Exercise details | Each entry below must be repeated exactly, with pictures left out.

··········

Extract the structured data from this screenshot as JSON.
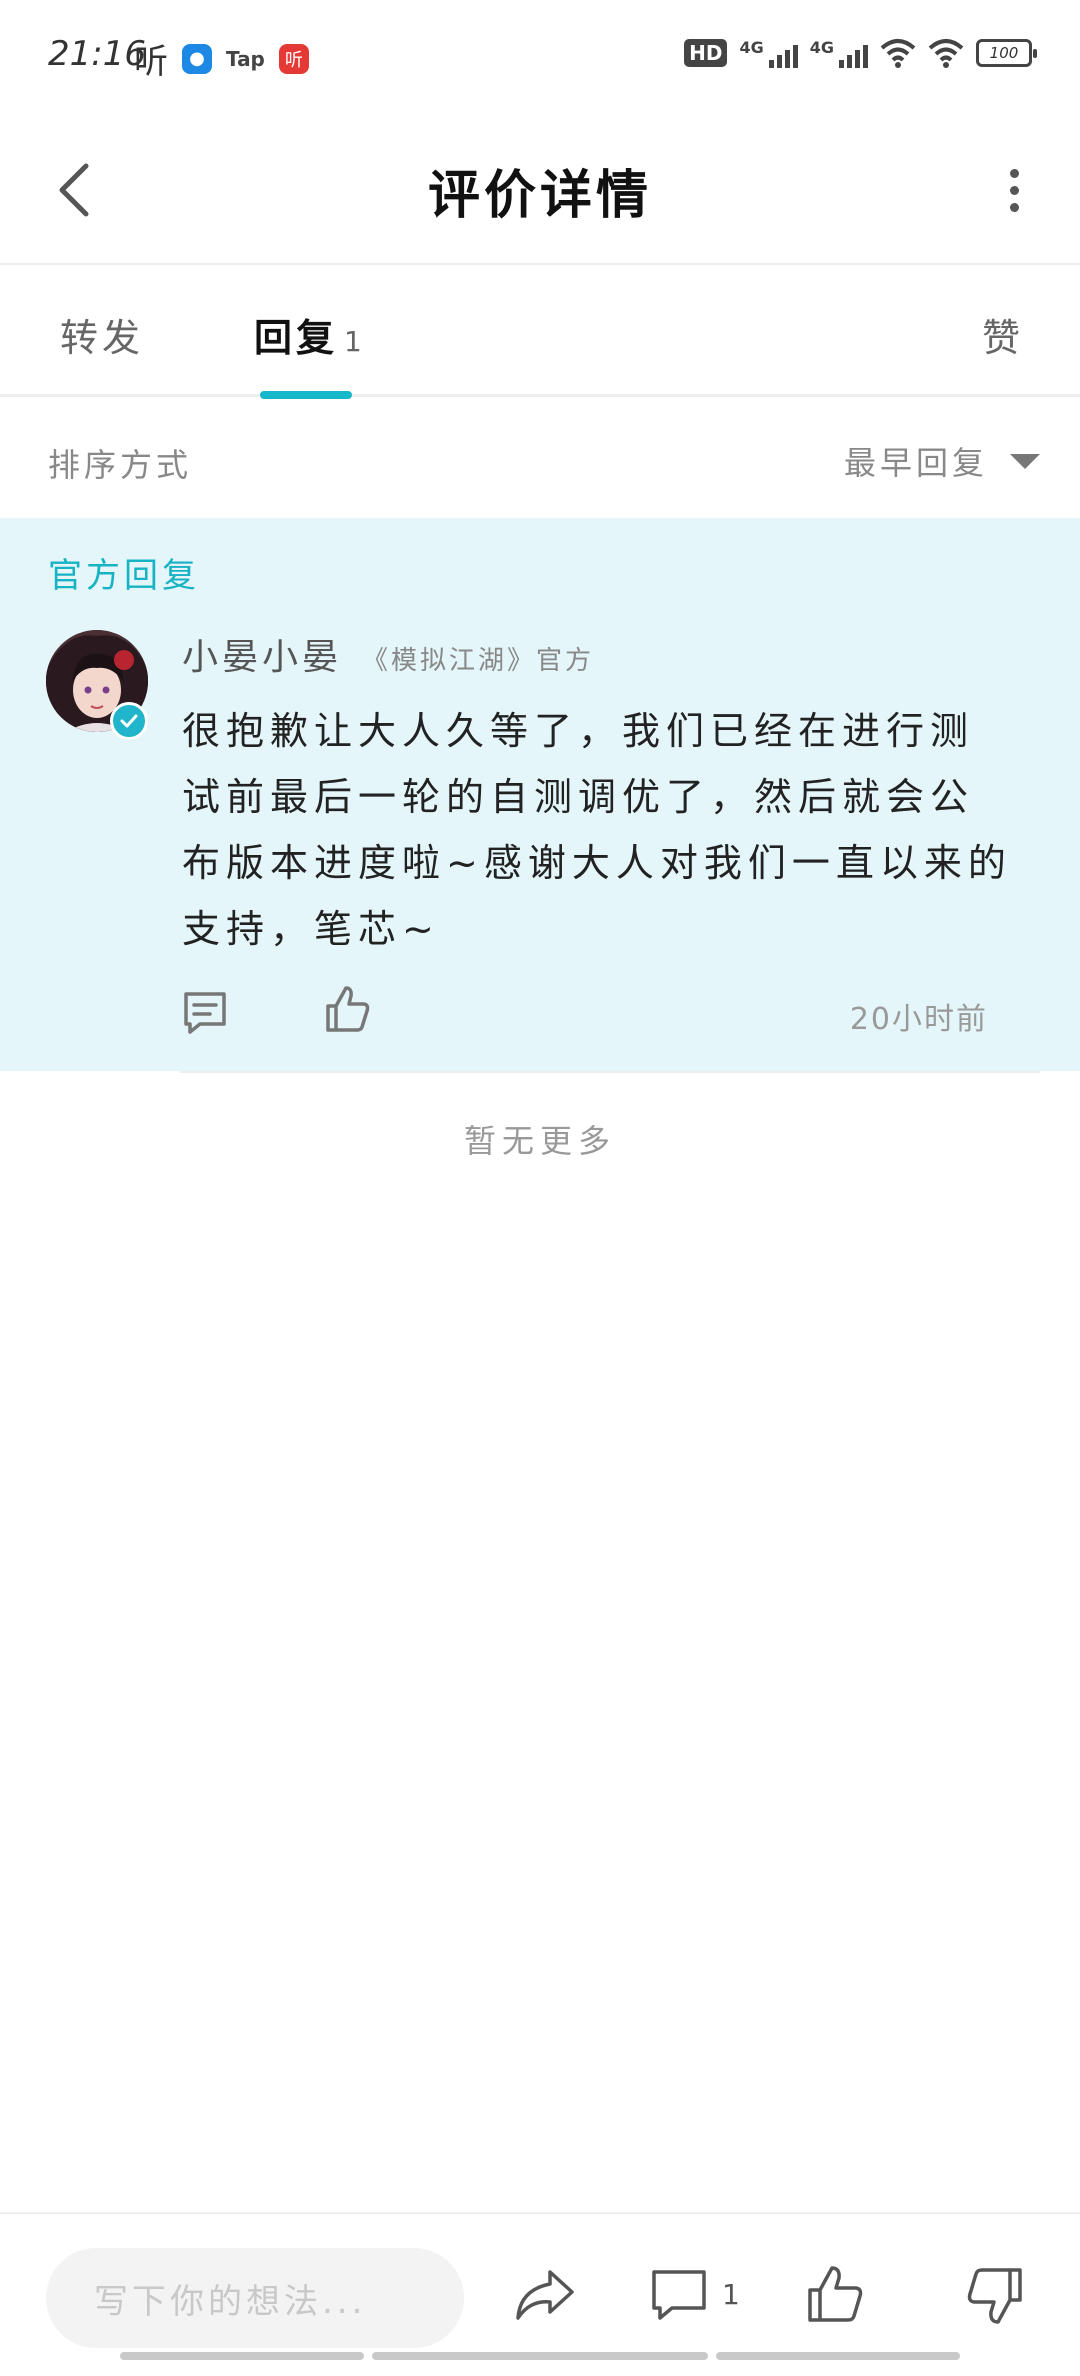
{
  "status_bar": {
    "time": "21:16",
    "app1": "听",
    "app2": "Tap",
    "app3": "听",
    "hd": "HD",
    "net1": "4G",
    "net2": "4G",
    "battery": "100"
  },
  "header": {
    "title": "评价详情"
  },
  "tabs": {
    "forward": "转发",
    "reply": "回复",
    "reply_count": "1",
    "like": "赞"
  },
  "sort": {
    "label": "排序方式",
    "selected": "最早回复"
  },
  "official_reply": {
    "section_label": "官方回复",
    "author": "小晏小晏",
    "author_tag": "《模拟江湖》官方",
    "text": "很抱歉让大人久等了，我们已经在进行测试前最后一轮的自测调优了，然后就会公布版本进度啦~感谢大人对我们一直以来的支持，笔芯~",
    "time": "20小时前"
  },
  "list_end": "暂无更多",
  "bottom_bar": {
    "placeholder": "写下你的想法...",
    "comment_count": "1"
  },
  "colors": {
    "accent": "#15b7c9",
    "card_bg": "#e4f6f9"
  },
  "icons": [
    "back-arrow-icon",
    "more-vertical-icon",
    "verified-icon",
    "comment-icon",
    "thumbs-up-icon",
    "share-icon",
    "thumbs-down-icon",
    "wifi-icon",
    "battery-icon"
  ]
}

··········

Answer |
Extract the structured data from this screenshot as JSON.
{
  "status_bar": {
    "time": "21:16",
    "app1": "听",
    "app2": "Tap",
    "app3": "听",
    "hd": "HD",
    "net1": "4G",
    "net2": "4G",
    "battery": "100"
  },
  "header": {
    "title": "评价详情"
  },
  "tabs": {
    "forward": "转发",
    "reply": "回复",
    "reply_count": "1",
    "like": "赞"
  },
  "sort": {
    "label": "排序方式",
    "selected": "最早回复"
  },
  "official_reply": {
    "section_label": "官方回复",
    "author": "小晏小晏",
    "author_tag": "《模拟江湖》官方",
    "text": "很抱歉让大人久等了，我们已经在进行测试前最后一轮的自测调优了，然后就会公布版本进度啦~感谢大人对我们一直以来的支持，笔芯~",
    "time": "20小时前"
  },
  "list_end": "暂无更多",
  "bottom_bar": {
    "placeholder": "写下你的想法...",
    "comment_count": "1"
  },
  "colors": {
    "accent": "#15b7c9",
    "card_bg": "#e4f6f9"
  },
  "icons": [
    "back-arrow-icon",
    "more-vertical-icon",
    "verified-icon",
    "comment-icon",
    "thumbs-up-icon",
    "share-icon",
    "thumbs-down-icon",
    "wifi-icon",
    "battery-icon"
  ]
}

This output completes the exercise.